In fact, it is only in the plural form, ta ethne, that it is common for this word ethnos to refer to "other" nations, or the gentiles. There is no possible way that the phrase, as it appears in this line, can refer to "outsiders."

In their article, Wallace and Burer conclude,
    episemos followed by en plus personal datives does not connote membership within the group, but simply that one is known by the group. Thus, the inscriptions, like biblical and patristic Greek, supply a uniform picture of episemos with personal nouns: when followed by en, the well-known individual is outside the group.
Clearly they have not proven this. There is not one piece of evidence for this. My difficulty with the argument goes far beyond the status of Junia.
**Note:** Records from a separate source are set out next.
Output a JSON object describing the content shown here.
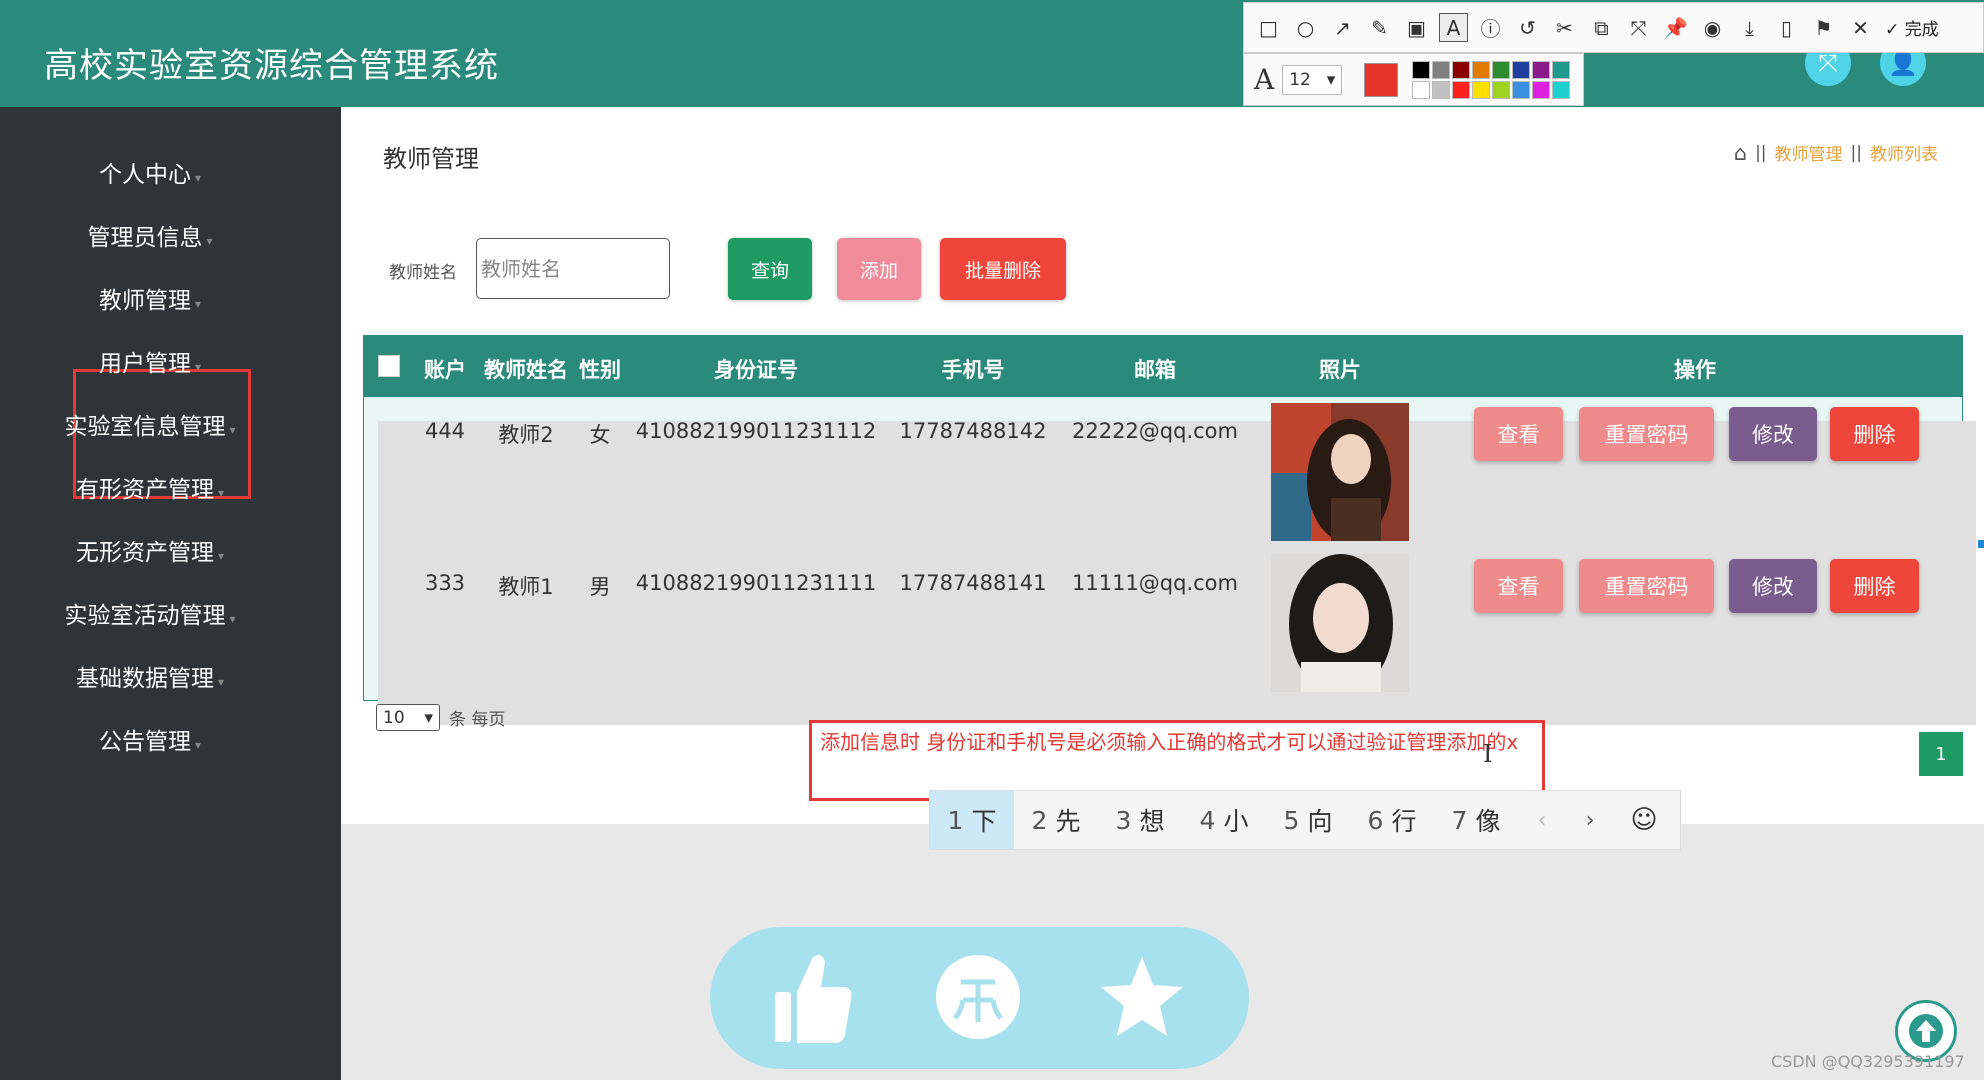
{
  "header": {
    "title": "高校实验室资源综合管理系统"
  },
  "snip_toolbar": {
    "tools": [
      "□",
      "○",
      "↗",
      "✎",
      "▣",
      "A",
      "ⓘ",
      "↺",
      "✂",
      "⧉",
      "⤧",
      "📌",
      "◉",
      "⤓",
      "▯",
      "⚑",
      "✕"
    ],
    "done_label": "✓ 完成",
    "font_label": "A",
    "font_size": "12",
    "current_color": "#e8322c",
    "palette": [
      "#000000",
      "#808080",
      "#8b0000",
      "#e07b00",
      "#2e8b2e",
      "#1e3fa0",
      "#8b1a8b",
      "#1e9a8c",
      "#ffffff",
      "#c0c0c0",
      "#ff2020",
      "#ffe000",
      "#9bd31e",
      "#3a8fe0",
      "#e020e0",
      "#20d0d0"
    ]
  },
  "sidebar": {
    "items": [
      "个人中心",
      "管理员信息",
      "教师管理",
      "用户管理",
      "实验室信息管理",
      "有形资产管理",
      "无形资产管理",
      "实验室活动管理",
      "基础数据管理",
      "公告管理"
    ]
  },
  "main": {
    "page_title": "教师管理",
    "breadcrumb": [
      "教师管理",
      "教师列表"
    ],
    "search": {
      "label": "教师姓名",
      "placeholder": "教师姓名"
    },
    "buttons": {
      "query": "查询",
      "add": "添加",
      "batch_delete": "批量删除"
    },
    "table": {
      "columns": [
        "账户",
        "教师姓名",
        "性别",
        "身份证号",
        "手机号",
        "邮箱",
        "照片",
        "操作"
      ],
      "rows": [
        {
          "account": "444",
          "name": "教师2",
          "gender": "女",
          "id_card": "410882199011231112",
          "phone": "17787488142",
          "email": "22222@qq.com"
        },
        {
          "account": "333",
          "name": "教师1",
          "gender": "男",
          "id_card": "410882199011231111",
          "phone": "17787488141",
          "email": "11111@qq.com"
        }
      ],
      "actions": {
        "view": "查看",
        "reset_password": "重置密码",
        "edit": "修改",
        "delete": "删除"
      }
    },
    "pagination": {
      "page_size": "10",
      "per_page_label": "条 每页",
      "current_page": "1"
    }
  },
  "annotation": {
    "text": "添加信息时 身份证和手机号是必须输入正确的格式才可以通过验证管理添加的x"
  },
  "ime": {
    "candidates": [
      {
        "n": "1",
        "c": "下"
      },
      {
        "n": "2",
        "c": "先"
      },
      {
        "n": "3",
        "c": "想"
      },
      {
        "n": "4",
        "c": "小"
      },
      {
        "n": "5",
        "c": "向"
      },
      {
        "n": "6",
        "c": "行"
      },
      {
        "n": "7",
        "c": "像"
      }
    ]
  },
  "social": {
    "icons": [
      "thumbs-up-icon",
      "coin-icon",
      "star-icon"
    ],
    "color": "#a8e1ee"
  },
  "watermark": "CSDN @QQ3295391197"
}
If this article is the standard for exegesis today, what does this mean overall ?

It is easily shown that an adjective followed by the genitive, and an adjective followed by en plus the dative, create constructions of similar meaning. Wallace and Burer suggest that this is not the case with episemos, since it involves words of perception. Episemos, in Greek, however, is not a word of perception.

These details provide some context for my saying,
    "It is very painful for me to constantly have to watch people make simple grammar mistakes, as well as not look in the lexicons, as Dr. Grudem admits."
In this case, of course, Grudem did not write this article. But he has admitted to not looking in the lexicon for his work as well.
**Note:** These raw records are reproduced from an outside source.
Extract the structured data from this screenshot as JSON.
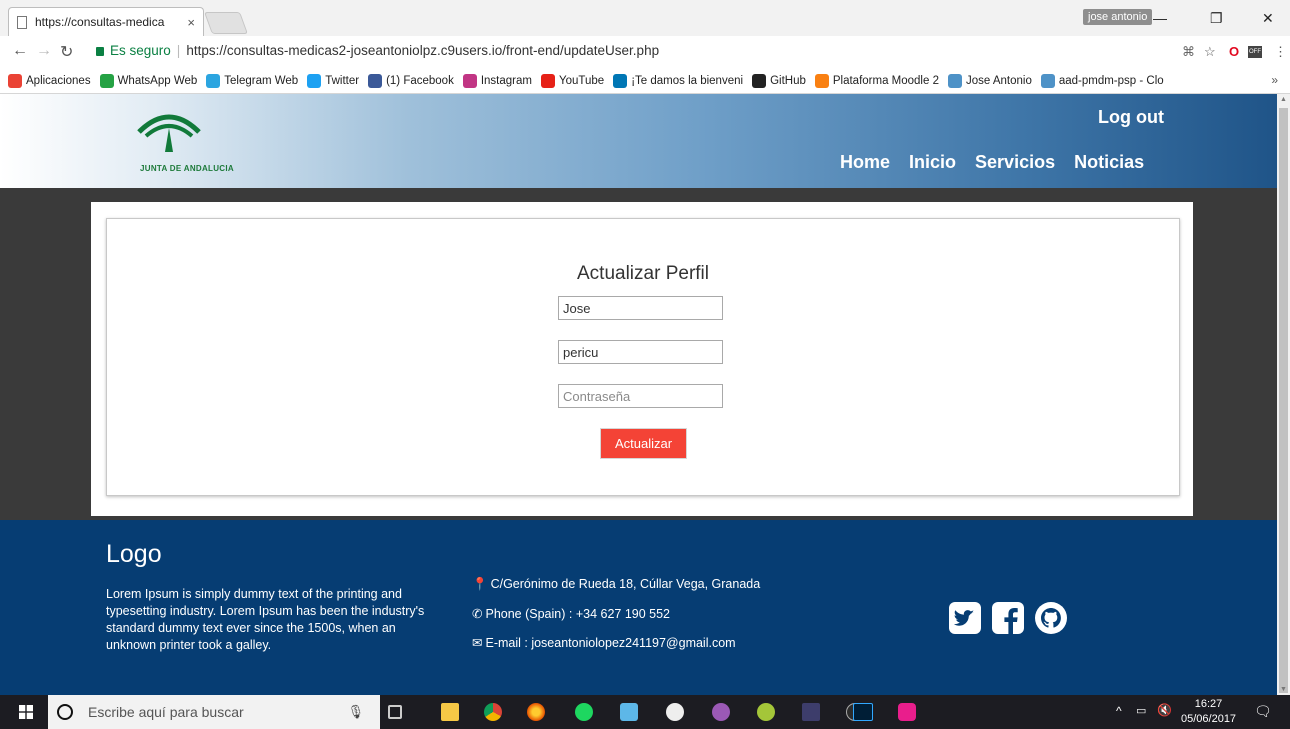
{
  "browser": {
    "tab_title": "https://consultas-medica",
    "tab_close": "×",
    "profile_name": "jose antonio",
    "secure_label": "Es seguro",
    "url": "https://consultas-medicas2-joseantoniolpz.c9users.io/front-end/updateUser.php",
    "bookmarks": [
      {
        "label": "Aplicaciones",
        "icon": "apps-grid-icon",
        "color": "#ea4335"
      },
      {
        "label": "WhatsApp Web",
        "icon": "whatsapp-icon",
        "color": "#25a244"
      },
      {
        "label": "Telegram Web",
        "icon": "telegram-icon",
        "color": "#2ca5e0"
      },
      {
        "label": "Twitter",
        "icon": "twitter-icon",
        "color": "#1da1f2"
      },
      {
        "label": "(1) Facebook",
        "icon": "facebook-icon",
        "color": "#3b5998"
      },
      {
        "label": "Instagram",
        "icon": "instagram-icon",
        "color": "#c13584"
      },
      {
        "label": "YouTube",
        "icon": "youtube-icon",
        "color": "#e62117"
      },
      {
        "label": "¡Te damos la bienveni",
        "icon": "linkedin-icon",
        "color": "#0077b5"
      },
      {
        "label": "GitHub",
        "icon": "github-icon",
        "color": "#222222"
      },
      {
        "label": "Plataforma Moodle 2",
        "icon": "moodle-icon",
        "color": "#f98012"
      },
      {
        "label": "Jose Antonio",
        "icon": "cloud9-icon",
        "color": "#4e92c7"
      },
      {
        "label": "aad-pmdm-psp - Clo",
        "icon": "cloud9-icon",
        "color": "#4e92c7"
      }
    ],
    "bookmarks_more": "»"
  },
  "header": {
    "logo_text": "JUNTA DE ANDALUCIA",
    "logout_label": "Log out",
    "nav": [
      {
        "label": "Home"
      },
      {
        "label": "Inicio"
      },
      {
        "label": "Servicios"
      },
      {
        "label": "Noticias"
      }
    ]
  },
  "form": {
    "title": "Actualizar Perfil",
    "name_value": "Jose",
    "user_value": "pericu",
    "password_value": "",
    "password_placeholder": "Contraseña",
    "submit_label": "Actualizar"
  },
  "footer": {
    "logo": "Logo",
    "text": "Lorem Ipsum is simply dummy text of the printing and typesetting industry. Lorem Ipsum has been the industry's standard dummy text ever since the 1500s, when an unknown printer took a galley.",
    "address": "C/Gerónimo de Rueda 18, Cúllar Vega, Granada",
    "phone": "Phone (Spain) : +34 627 190 552",
    "email": "E-mail : joseantoniolopez241197@gmail.com",
    "social": [
      "twitter-icon",
      "facebook-icon",
      "github-icon"
    ]
  },
  "taskbar": {
    "search_placeholder": "Escribe aquí para buscar",
    "time": "16:27",
    "date": "05/06/2017"
  },
  "colors": {
    "accent_red": "#f44336",
    "footer_blue": "#063d73",
    "page_dark": "#3a3a3a",
    "secure_green": "#0b8043"
  }
}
I admit that it is intemperate and not politically savvy to have said what I said, in that way. However, I still think that there are some accountability issues here that have not been addressed. This article forms the basis for the translation decision regarding Romans 16:7 for two, and perhaps more, influential Bibles.


J. K. Gayle said...

I admit that it is intemperate and not politically savvy to have said what I said, in that way.Not that any of us better persons wants to let you off the hook, but I think you're in very good company: I'm thinking now of intemperate and not politically savvy persons such as Jesus, Elizabeth Cady Stanton, Mariam of Magdala - that very first post-resurrection Apostle who had to deliver the message to cowardly and unbelieving men, Stephen and Joan of Arc, Paul the Apostle, and perhaps Junia the Apostle if anyone ever listened to her.

mike said...

Sue, if you want to see some other exegetical howlers, look up Ephesians 5:21 and its surrounding verses in the scripture index of Wallace's grammar.

I find it very interesting that Wallace only tends to make these kinds of mistakes while discussion the issue of women.

Suzanne McCarthy said...

I have never seen his grammar. I suppose I culd find it in the library at Regent.